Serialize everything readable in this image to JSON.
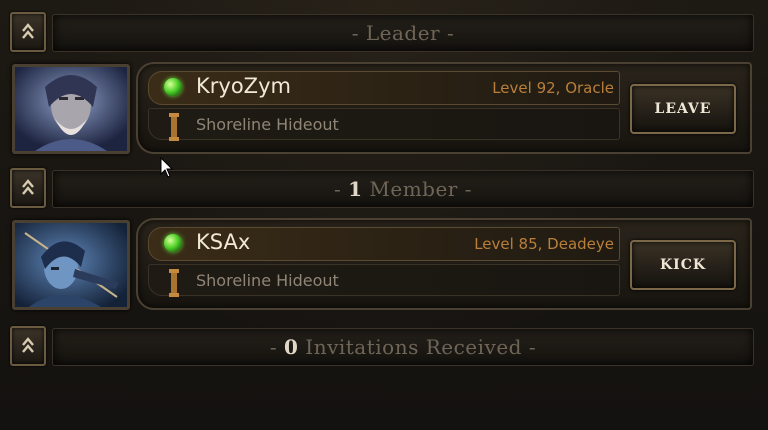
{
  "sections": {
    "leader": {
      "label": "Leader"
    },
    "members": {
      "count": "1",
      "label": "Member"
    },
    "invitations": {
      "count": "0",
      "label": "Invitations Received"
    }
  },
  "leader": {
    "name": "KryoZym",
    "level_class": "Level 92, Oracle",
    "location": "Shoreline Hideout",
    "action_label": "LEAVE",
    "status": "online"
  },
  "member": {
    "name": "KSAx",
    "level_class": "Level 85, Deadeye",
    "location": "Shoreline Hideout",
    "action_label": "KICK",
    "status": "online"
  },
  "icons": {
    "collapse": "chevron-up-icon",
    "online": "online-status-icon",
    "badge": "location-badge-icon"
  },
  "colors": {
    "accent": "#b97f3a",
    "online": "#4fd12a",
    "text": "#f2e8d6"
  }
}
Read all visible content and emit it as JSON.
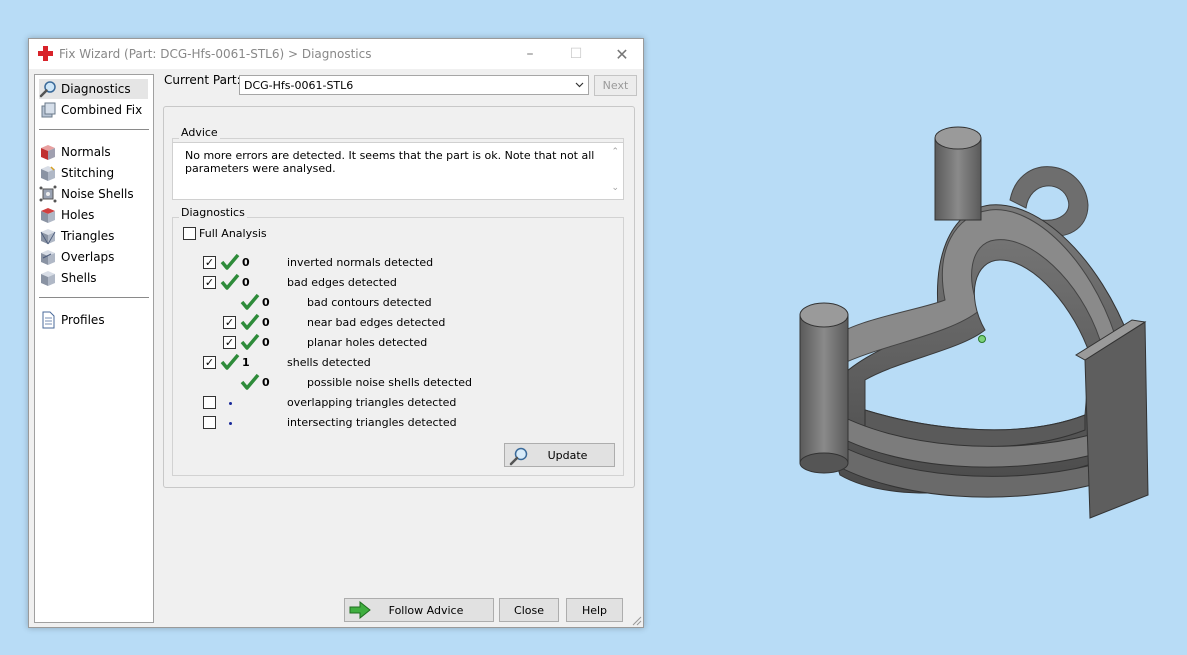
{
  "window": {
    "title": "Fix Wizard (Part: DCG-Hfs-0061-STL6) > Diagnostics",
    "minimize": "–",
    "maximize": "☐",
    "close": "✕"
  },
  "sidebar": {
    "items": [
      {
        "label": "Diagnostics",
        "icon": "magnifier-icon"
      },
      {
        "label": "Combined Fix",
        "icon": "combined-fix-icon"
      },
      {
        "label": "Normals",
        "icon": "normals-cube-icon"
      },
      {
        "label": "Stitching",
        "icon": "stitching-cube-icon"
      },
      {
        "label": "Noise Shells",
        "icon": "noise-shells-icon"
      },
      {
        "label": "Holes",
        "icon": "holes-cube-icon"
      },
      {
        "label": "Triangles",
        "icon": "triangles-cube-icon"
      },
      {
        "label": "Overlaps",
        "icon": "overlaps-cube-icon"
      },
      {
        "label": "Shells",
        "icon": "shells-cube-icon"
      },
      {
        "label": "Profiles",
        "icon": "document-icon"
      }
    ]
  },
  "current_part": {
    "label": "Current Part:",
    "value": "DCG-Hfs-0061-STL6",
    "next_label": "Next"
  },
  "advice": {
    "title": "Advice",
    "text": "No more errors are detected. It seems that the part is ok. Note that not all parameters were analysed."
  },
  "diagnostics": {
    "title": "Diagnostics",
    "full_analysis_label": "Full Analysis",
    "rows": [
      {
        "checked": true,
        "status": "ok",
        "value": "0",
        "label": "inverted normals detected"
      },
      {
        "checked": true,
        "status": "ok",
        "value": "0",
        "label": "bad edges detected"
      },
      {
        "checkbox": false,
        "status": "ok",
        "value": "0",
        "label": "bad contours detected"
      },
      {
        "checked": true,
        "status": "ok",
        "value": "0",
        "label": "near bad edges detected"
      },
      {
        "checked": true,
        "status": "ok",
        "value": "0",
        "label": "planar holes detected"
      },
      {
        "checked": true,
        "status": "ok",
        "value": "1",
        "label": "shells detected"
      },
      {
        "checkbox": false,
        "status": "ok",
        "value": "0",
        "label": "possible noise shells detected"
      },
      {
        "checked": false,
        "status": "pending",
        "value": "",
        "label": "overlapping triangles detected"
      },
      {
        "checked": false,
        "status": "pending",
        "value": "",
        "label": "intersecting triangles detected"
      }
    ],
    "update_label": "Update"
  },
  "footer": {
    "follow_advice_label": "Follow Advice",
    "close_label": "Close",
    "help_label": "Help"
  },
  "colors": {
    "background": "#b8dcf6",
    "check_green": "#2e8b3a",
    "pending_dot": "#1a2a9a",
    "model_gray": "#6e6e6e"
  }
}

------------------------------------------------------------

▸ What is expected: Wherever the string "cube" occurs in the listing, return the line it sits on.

▸ Response to this task:
        "icon": "normals-cube-icon"
        "icon": "stitching-cube-icon"
        "icon": "holes-cube-icon"
        "icon": "triangles-cube-icon"
        "icon": "overlaps-cube-icon"
        "icon": "shells-cube-icon"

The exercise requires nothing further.